Issues with dust at smaller apertures

Hey all - been really struggling with white dust spots in my DSLR scans. I was noticing a repeating pattern of spots in the same exact place even in a batch where I was using two different cameras. So I was sure it wasn’t my film cameras, and it wasn’t my developing because those spots are not visible on the negatives.

I cleaned my lens and even swapped the camera bodies. Turns out it was because I was shooting at f/16 (to try to get the most in focus). I did some tests and reduced to f/8 and then f/5.6 and as I made the aperture larger, the dust spots went away gradually. F/8 had fewer spots, and at f/5.6 there was only one or two that were noticeable that were easy enough to remove in LR.

But I’m also worried that 5.6 might be too open, or is that a concern?

Is there something I can do to be able to shoot at f/8 or higher again or is this something I should just not worry about? When I look through the lens into light I can only see the most miniscule of dust spots, and it’s a relatively brand new modern lens (albiet a 7artisans cheapo one).

Hi @ekimneems and welcome to the forum.

Dust is an everlasting pain with any optical reproduction and macro work accentuates this.

You have changed cameras and negatives and the spots have stayed put. You could now check the backlight and try to clean it and/or move it away from the negative. Also, a minuscule dust spot on or in a lens can lead to undesired effects, which should go away if you use a different lens (if available)…

with f16 you will hit diffraction which will create sharpness problem. It is much better to deal with dust and shoot at 5.6 or 8 rather than loss of sharpness which you can’t recover.

I was under the impression reading other guides that I want to shoot at “at maximum f/8” to ensure everything is sharp incase the negs aren’t perfectly flat. Is that not true?

My issue is that at the higher my f-stop number, the more dust I’m seeing. So if f/5.6 is fine for sharpness, then I’m good because I’m not seeing much dust at that aperture.

Each lens has an optimally sharp aperture stop, usually 2 stops less than the max opening. You need to find out how the sharpness behaves for edges as the center is usually not the concern. If you are using a true macro lens, then it should have a flat field curvature meaning as long as everything is parallel to the sensor, edges will be nearly as sharp as the center. If you pass the optimally sharp aperture, with any lens in the world, you will start the diffraction problem which will unsharp the image gradually.

Fatih Ayoglu

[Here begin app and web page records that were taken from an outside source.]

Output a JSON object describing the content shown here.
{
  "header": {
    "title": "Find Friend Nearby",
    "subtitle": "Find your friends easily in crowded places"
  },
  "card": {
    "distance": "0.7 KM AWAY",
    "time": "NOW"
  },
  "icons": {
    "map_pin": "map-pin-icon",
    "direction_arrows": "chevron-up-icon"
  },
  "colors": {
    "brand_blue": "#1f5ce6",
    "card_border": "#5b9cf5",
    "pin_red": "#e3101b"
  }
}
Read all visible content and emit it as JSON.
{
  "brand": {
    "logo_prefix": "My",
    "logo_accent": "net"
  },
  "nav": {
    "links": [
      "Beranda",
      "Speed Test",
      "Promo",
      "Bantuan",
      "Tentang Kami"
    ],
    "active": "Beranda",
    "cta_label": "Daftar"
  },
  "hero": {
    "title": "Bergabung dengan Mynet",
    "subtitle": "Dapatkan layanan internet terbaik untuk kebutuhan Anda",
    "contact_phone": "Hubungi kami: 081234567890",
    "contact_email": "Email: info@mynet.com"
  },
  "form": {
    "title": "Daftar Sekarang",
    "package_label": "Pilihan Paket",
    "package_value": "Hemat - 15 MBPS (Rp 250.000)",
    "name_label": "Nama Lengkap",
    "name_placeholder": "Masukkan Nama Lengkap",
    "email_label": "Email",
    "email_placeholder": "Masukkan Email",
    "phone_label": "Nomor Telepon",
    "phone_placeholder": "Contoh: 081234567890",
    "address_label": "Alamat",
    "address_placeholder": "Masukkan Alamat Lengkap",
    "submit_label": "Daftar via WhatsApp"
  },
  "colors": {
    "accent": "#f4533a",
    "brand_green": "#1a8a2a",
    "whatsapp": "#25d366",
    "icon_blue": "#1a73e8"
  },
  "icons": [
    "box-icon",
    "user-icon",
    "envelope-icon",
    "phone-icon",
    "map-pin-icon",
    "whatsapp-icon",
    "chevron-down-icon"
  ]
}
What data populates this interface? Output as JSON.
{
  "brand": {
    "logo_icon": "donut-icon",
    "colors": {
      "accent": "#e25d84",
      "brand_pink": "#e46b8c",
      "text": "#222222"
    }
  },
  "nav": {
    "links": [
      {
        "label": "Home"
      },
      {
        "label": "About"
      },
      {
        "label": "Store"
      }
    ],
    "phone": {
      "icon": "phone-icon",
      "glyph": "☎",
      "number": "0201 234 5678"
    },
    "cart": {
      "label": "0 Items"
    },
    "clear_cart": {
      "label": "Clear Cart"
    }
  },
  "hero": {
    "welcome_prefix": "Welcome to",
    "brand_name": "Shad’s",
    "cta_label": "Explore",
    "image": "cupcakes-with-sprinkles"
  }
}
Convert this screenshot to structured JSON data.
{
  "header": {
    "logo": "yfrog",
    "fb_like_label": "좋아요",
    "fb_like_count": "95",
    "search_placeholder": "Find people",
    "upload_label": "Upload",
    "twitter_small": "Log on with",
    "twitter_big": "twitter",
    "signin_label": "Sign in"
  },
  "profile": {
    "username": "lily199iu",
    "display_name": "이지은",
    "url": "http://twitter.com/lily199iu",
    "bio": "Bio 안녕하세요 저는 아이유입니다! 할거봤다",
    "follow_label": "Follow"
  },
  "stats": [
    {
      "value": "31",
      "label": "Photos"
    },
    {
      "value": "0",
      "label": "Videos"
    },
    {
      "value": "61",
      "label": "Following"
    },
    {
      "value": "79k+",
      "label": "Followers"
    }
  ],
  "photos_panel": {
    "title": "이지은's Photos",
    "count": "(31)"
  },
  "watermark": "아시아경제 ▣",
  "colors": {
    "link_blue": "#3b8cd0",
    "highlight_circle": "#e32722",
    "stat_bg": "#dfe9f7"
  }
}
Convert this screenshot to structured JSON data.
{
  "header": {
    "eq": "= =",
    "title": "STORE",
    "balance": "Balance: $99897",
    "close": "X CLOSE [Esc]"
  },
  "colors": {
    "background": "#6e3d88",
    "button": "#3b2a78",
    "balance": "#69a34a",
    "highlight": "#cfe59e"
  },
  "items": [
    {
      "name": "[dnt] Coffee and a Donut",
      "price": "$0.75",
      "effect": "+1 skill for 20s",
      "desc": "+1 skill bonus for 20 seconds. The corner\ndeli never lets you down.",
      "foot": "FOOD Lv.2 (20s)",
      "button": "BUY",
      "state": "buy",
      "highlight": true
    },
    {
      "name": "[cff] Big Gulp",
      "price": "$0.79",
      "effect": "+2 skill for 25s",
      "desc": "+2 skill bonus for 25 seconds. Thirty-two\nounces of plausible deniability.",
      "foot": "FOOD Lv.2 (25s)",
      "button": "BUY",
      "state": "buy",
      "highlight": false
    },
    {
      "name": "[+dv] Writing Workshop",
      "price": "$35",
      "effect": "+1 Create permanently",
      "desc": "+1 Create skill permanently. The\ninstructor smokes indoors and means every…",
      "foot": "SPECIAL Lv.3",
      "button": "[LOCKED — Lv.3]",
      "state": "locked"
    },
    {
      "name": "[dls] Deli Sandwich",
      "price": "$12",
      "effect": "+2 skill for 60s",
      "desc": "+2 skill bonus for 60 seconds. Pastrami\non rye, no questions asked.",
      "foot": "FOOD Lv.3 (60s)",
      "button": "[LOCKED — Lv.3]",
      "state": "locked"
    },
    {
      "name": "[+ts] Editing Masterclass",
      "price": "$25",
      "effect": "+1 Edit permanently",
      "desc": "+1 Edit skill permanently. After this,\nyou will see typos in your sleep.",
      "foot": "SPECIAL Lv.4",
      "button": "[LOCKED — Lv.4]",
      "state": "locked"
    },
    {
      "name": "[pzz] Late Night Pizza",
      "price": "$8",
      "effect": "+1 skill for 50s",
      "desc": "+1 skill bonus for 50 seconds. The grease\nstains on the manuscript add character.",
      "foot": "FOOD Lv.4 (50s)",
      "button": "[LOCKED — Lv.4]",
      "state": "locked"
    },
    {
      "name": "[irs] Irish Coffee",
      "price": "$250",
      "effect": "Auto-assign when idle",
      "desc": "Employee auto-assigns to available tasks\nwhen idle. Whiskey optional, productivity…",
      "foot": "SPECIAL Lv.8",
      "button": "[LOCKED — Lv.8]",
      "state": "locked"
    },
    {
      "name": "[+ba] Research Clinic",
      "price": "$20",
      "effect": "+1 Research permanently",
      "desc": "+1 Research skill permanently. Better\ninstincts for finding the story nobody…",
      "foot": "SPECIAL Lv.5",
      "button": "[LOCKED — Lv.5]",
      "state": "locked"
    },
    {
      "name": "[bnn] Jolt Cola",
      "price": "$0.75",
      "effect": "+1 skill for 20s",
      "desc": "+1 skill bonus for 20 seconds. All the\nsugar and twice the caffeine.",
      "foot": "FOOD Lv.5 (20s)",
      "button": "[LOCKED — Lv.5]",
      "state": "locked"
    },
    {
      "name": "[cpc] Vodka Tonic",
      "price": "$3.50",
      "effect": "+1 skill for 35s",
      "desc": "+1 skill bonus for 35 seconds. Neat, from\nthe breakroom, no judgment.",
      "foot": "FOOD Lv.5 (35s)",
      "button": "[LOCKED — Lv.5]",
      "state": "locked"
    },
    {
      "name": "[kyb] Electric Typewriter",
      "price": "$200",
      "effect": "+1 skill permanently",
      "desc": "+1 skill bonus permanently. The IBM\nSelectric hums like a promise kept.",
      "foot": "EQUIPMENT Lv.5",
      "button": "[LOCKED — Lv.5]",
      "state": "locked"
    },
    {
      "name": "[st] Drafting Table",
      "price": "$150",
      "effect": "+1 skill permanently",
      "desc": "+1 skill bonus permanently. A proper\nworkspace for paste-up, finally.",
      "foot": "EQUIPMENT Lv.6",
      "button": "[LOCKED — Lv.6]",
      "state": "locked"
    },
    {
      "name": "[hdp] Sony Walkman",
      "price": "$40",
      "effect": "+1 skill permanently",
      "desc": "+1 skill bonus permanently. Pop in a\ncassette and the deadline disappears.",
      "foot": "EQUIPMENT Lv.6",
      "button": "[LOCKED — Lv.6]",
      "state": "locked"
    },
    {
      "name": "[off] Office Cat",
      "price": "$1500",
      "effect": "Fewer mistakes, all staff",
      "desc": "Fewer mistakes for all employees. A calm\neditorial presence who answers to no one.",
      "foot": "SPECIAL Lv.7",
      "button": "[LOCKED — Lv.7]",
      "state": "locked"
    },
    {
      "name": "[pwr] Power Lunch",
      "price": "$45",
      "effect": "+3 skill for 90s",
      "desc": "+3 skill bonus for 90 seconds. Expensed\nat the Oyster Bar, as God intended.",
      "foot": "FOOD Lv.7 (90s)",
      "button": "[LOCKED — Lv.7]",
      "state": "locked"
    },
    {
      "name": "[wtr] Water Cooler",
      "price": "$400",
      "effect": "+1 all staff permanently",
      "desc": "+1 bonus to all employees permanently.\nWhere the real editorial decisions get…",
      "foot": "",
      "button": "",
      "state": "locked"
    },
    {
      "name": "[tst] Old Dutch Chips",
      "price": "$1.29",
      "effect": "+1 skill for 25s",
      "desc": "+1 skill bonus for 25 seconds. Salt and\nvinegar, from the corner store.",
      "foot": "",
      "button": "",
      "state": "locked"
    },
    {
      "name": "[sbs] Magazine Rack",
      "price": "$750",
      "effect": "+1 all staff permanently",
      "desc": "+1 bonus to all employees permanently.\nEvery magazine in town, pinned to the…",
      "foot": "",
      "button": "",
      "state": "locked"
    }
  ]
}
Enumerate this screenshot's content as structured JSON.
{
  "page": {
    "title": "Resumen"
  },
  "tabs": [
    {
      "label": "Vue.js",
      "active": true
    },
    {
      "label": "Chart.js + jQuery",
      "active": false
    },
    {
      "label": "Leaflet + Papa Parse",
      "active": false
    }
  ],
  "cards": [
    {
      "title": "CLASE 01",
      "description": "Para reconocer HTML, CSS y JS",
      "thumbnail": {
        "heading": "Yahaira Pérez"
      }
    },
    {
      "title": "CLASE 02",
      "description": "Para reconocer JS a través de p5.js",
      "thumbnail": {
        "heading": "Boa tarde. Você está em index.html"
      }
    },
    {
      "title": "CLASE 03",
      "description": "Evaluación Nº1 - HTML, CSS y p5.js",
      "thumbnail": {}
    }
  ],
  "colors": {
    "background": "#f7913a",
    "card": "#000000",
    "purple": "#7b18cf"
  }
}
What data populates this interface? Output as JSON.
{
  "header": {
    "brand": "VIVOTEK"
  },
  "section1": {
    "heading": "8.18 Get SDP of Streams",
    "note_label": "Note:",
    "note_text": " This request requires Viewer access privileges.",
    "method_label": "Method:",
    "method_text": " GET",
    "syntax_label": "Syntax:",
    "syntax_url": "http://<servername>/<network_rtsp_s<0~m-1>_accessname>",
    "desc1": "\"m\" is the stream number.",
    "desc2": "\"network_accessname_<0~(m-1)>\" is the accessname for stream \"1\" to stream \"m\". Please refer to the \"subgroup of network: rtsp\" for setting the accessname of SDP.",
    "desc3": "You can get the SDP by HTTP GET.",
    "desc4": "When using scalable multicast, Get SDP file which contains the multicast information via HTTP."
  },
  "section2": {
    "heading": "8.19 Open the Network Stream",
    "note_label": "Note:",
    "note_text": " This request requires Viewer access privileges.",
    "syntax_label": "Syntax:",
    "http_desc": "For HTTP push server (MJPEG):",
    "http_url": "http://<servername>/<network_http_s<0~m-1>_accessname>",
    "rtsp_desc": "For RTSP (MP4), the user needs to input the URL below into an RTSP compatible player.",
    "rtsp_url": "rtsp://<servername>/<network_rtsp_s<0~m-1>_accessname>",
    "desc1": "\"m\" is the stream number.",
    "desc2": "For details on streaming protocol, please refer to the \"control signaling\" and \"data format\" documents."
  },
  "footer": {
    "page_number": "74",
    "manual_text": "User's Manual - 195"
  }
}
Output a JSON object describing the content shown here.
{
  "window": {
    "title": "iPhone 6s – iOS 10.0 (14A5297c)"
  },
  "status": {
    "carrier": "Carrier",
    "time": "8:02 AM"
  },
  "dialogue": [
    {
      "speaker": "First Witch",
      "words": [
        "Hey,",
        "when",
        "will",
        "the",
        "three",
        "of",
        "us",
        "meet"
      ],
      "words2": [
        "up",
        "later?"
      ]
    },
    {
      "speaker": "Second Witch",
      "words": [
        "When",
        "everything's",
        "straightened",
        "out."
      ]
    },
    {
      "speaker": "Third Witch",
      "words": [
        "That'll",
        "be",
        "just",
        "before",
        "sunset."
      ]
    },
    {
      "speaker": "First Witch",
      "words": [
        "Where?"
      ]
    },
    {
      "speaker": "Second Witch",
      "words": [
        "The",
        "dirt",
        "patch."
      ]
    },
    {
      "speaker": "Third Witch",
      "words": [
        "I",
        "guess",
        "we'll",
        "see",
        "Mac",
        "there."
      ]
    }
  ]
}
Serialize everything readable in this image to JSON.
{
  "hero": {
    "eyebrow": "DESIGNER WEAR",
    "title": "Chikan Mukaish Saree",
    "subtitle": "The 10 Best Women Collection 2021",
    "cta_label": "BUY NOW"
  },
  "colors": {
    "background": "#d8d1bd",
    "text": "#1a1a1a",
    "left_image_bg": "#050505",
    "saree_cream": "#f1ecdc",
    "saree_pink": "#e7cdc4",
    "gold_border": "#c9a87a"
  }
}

I had this problem. It was when I was using a bellows and slide copier to make scans. Dust on the white diffusion glass was coming though if the separation distance between the film and the white glass was too small. it was worse at small apertures like you mention. I fixed by increasing that separation layer and keeping all surfaces clean. . I have found no matter what scanning method I use I need to pay attention to those distances - film to white diffusion layer and diffusion to light source. I’m currently using a essential film holder so you can picture what I’m referring to.

I’m using a Skier Copy Box v3 - I’m pretty sure it’s a dust issue at the lens though because if I clean the lens with one of those lens brushes, it moves the tiny dust particles around and they end up on different (but still repeating) parts of the images.

I’m using a brand new 7artisans 60mm macro so maybe because it’s cheap it allows too much dust. Maybe I should just spring for a Fujifilm X macro

Sounds like your being pretty systematic about this so you may be right. Do you have a UV filter on the lens? That would get the dust farther towards the film. I have never observed dust on the glass of my macros to be in focus - nikkors - but I never looked for it either…